Sivyj Yar, From the Dead Villages’ Darkness, Italy, Avantgarde Music, CD (2014)
Russian one-man black metal projects are a dime a dozen these days; perhaps this phenomenon is a sign of the increasing prosperity of the country, that many people in different parts of Russia now are forming their own bands or projects, writing and playing their own music, and releasing it independently or through various labels. Sivyj Yar is one solo project (based in Vyritsa in the Leningrad administrative district near Saint Petersburg) that has actually been going for nearly decade with a respectable discography, with “From the Dead Villages’ Darkness” being its third full-length release.

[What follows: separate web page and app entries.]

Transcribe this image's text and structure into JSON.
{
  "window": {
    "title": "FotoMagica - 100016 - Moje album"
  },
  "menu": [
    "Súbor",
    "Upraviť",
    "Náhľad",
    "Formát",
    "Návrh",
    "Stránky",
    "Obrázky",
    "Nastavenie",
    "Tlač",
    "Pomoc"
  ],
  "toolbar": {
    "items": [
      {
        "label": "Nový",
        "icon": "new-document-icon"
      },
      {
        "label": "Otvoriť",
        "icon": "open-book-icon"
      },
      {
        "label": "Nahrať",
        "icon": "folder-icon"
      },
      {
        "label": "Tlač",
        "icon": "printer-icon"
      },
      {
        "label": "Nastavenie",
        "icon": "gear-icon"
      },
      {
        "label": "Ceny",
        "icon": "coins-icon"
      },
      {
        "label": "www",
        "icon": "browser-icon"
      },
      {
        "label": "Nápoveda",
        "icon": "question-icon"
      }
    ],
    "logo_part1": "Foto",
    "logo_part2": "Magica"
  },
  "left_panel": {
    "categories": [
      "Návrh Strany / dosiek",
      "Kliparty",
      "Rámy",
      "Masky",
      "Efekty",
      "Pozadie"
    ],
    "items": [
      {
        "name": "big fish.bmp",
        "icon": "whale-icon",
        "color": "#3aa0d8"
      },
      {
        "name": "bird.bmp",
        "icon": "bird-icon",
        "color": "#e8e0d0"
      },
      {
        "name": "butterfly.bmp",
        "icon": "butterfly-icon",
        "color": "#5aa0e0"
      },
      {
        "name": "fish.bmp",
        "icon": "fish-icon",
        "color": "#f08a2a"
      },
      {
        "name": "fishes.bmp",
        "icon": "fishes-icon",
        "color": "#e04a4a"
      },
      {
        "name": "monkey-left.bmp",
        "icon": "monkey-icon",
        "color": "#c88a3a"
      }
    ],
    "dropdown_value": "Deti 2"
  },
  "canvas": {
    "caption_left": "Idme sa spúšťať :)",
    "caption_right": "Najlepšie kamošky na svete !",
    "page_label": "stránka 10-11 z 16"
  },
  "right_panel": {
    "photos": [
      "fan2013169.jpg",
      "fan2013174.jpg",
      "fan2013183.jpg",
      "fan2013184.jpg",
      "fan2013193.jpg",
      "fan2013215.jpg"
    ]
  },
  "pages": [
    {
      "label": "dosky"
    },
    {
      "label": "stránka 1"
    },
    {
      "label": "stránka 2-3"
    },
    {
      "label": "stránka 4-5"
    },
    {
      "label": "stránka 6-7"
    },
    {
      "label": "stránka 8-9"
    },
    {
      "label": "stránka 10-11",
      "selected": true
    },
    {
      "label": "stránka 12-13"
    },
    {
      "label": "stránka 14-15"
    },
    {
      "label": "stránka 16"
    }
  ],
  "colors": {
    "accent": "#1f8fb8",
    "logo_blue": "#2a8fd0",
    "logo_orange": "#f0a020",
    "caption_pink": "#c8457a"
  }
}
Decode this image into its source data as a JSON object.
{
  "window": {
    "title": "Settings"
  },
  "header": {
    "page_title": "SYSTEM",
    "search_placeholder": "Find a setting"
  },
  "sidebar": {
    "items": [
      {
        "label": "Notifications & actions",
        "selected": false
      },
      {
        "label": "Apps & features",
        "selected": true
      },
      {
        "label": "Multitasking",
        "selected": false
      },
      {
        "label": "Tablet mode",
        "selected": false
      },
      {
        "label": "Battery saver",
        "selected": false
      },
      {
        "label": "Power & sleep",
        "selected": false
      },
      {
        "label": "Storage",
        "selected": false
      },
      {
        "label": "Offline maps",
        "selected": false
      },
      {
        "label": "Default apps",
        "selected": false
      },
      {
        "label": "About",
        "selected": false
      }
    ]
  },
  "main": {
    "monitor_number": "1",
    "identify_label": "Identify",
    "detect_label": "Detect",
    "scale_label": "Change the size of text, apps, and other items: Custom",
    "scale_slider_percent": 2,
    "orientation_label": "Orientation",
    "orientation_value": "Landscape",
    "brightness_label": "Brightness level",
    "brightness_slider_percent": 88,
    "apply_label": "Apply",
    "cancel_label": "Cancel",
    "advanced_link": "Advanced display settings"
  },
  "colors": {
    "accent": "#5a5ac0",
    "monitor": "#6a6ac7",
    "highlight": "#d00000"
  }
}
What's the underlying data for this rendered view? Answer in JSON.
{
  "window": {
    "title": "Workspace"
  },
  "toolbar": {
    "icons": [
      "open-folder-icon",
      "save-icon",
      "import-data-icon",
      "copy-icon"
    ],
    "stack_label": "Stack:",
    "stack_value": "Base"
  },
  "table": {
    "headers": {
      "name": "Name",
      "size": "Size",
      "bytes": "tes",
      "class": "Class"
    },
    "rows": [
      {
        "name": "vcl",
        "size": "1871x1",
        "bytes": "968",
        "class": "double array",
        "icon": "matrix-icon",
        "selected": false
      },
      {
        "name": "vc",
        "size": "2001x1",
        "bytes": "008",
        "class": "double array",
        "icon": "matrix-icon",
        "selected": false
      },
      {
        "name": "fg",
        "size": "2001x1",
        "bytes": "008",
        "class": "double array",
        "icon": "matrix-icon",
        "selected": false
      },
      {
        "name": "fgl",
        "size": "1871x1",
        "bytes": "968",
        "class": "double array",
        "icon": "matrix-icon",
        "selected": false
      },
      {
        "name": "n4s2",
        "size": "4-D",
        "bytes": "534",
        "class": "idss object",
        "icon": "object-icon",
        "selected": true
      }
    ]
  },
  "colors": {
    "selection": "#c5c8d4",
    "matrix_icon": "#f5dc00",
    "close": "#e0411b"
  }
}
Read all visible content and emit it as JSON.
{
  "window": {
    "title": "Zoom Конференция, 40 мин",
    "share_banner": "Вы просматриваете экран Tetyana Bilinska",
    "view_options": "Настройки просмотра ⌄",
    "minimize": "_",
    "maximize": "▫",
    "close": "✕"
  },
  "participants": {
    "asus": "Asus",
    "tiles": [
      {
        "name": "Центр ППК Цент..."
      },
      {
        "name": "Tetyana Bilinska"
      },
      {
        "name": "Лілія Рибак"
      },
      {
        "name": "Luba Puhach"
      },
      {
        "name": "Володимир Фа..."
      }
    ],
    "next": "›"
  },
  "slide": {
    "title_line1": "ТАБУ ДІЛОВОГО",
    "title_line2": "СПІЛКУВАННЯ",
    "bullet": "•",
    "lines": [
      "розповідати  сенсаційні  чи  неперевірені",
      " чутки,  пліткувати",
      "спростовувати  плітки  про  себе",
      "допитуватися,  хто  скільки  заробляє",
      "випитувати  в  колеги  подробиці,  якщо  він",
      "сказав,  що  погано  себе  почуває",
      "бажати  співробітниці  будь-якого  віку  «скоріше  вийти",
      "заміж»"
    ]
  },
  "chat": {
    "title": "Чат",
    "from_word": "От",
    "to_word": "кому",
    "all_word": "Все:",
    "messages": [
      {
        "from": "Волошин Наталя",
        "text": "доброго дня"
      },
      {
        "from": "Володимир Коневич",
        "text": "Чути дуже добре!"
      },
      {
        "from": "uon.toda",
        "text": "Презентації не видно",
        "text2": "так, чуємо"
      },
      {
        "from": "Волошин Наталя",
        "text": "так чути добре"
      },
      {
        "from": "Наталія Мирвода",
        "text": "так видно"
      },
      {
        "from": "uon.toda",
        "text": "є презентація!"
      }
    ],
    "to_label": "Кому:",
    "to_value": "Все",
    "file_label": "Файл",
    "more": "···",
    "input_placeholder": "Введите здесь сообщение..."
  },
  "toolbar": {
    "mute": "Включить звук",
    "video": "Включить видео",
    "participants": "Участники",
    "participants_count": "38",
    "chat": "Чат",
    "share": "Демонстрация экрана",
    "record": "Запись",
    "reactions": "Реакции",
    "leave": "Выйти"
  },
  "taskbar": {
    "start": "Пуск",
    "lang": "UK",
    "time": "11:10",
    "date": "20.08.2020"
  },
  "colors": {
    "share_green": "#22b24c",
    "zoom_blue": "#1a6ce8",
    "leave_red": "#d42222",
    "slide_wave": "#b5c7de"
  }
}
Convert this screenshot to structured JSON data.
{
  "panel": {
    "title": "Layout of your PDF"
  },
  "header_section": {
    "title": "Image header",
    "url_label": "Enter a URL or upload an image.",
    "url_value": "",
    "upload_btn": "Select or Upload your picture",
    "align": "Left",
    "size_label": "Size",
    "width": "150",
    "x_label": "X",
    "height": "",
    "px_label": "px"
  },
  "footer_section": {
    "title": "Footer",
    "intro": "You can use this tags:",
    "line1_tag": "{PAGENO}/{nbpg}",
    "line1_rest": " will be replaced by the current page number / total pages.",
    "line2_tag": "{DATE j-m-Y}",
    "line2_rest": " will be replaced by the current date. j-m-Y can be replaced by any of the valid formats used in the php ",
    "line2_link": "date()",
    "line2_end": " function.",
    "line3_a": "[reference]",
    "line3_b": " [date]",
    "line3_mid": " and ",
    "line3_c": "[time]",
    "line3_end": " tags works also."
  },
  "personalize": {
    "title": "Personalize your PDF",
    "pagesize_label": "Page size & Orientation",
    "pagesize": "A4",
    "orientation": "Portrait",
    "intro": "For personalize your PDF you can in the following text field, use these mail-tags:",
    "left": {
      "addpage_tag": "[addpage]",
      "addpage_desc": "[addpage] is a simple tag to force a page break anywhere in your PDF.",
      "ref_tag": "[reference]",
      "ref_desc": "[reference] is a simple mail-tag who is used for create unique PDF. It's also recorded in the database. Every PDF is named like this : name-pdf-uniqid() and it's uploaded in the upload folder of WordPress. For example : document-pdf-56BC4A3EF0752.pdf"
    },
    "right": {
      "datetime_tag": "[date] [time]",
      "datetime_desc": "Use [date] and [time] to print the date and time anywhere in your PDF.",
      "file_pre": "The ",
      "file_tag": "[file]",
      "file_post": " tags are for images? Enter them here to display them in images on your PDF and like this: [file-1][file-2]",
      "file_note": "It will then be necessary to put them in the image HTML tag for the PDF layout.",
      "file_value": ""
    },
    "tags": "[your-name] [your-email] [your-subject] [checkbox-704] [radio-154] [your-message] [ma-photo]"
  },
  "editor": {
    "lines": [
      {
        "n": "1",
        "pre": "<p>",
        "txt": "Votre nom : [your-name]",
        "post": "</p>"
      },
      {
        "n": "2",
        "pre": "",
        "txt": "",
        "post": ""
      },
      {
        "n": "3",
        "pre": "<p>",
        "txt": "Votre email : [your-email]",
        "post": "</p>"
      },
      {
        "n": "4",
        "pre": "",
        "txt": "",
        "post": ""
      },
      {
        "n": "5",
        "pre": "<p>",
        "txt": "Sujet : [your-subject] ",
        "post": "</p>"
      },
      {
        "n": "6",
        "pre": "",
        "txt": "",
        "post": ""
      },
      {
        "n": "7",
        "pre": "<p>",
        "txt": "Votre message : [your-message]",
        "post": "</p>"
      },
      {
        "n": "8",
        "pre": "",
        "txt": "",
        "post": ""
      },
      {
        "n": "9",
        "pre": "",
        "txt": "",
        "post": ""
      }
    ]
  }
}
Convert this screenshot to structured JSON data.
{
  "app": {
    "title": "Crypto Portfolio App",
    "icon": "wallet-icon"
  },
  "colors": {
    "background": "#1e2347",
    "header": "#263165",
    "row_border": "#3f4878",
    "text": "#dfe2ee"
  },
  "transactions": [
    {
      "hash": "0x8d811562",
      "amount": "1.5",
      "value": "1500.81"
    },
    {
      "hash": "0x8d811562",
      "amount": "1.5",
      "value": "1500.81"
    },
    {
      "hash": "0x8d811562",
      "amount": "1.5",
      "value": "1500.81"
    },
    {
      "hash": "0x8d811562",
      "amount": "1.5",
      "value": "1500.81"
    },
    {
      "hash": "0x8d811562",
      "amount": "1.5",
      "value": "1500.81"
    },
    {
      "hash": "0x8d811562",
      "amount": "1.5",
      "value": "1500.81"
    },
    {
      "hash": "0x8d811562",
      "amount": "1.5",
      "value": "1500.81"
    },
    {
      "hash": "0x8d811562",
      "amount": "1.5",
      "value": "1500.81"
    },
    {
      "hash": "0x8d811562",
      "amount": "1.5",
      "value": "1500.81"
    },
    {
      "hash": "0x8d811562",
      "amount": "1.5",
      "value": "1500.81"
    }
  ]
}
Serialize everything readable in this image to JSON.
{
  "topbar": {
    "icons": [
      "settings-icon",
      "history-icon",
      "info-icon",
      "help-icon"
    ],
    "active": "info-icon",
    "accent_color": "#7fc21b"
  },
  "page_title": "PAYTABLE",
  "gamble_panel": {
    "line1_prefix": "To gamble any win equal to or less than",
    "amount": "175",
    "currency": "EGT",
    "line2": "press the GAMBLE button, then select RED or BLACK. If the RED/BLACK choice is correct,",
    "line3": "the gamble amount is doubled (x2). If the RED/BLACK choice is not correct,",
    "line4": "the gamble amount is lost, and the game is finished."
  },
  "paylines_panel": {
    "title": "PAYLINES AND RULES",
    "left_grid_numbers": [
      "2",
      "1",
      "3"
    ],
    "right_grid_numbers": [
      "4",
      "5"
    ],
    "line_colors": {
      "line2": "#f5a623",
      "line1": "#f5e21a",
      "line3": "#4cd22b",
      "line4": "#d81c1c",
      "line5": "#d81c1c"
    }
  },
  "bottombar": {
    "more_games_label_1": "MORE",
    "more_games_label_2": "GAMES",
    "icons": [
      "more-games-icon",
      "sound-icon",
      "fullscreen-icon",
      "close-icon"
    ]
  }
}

Sivyj Yar’s main lyrical concerns deal with Russian / Slavic mythology, past cultural and pagan heritage and pride. On this album though, to judge from the songs’ titles translated into English, the theme is the suffering of rural villages and peasants, as an important strand in the make-up of the Russian character, its stoicism and patience in the face of hardship and disaster. The arrangement of the songs suggests a definite narrative from the initial disaster (perhaps a mass burning?) to its aftermath: all appears to be hopeless and the whole world seems to be shutting down. Listeners might presume that Nature will reclaim the abandoned fields and the fallen wooden houses of peasants either killed or long gone away.
The music takes in many influences from folk to post-metal and features various acoustic instruments such as violin, cello and flute but essentially it is melodic and often pop-friendly post-BM with an emphasis on catchy tremolo-guitar riffs, capable lead guitar soloing and often very good drumming. Bass guitar sometimes follows its own path through the music and in a number of tracks nature-based field recordings like falling water may be used. Songs coast along at a brisk pace and main man Vladimir finds room for blast-beat drumming sequences. Each track is crafted with thought and care, with the result that while there might be a lot of music in each song, it never sounds rushed or confused and each instrument can be heard clearly, though the quality of production might not be great (it sounds a little bleached). Background cold space-ambient synth wash on some tracks gives the music a chilling, despairing effect and there is a strong sense of hopelessness.
There can be a lot to absorb here and I would have preferred the album to be a bit slower to allow the melancholy, the loneliness and the dark atmosphere to make more impression than they do. The singing can be thin and ragged and it has to fight for attention above the guitars and the swirling violin melodies. The odd occasion where one instrument might be allowed to play, to express the despair and hopelessness in the lyrics, would have been very welcome. There are moments where a bluesy-sounding guitar appears and they carry intense emotion. Sivyj Yar could have brought in a balalaika or zither for an even more folk-flavoured rural BM style that would make the music stand out more among his post-BM contemporaries.
In my view, this is a very good album but it could have been much better with a less generic and commercial-sounding post-BM influence and more Slavic folk and ambient elements.
Contact: Avantgarde Music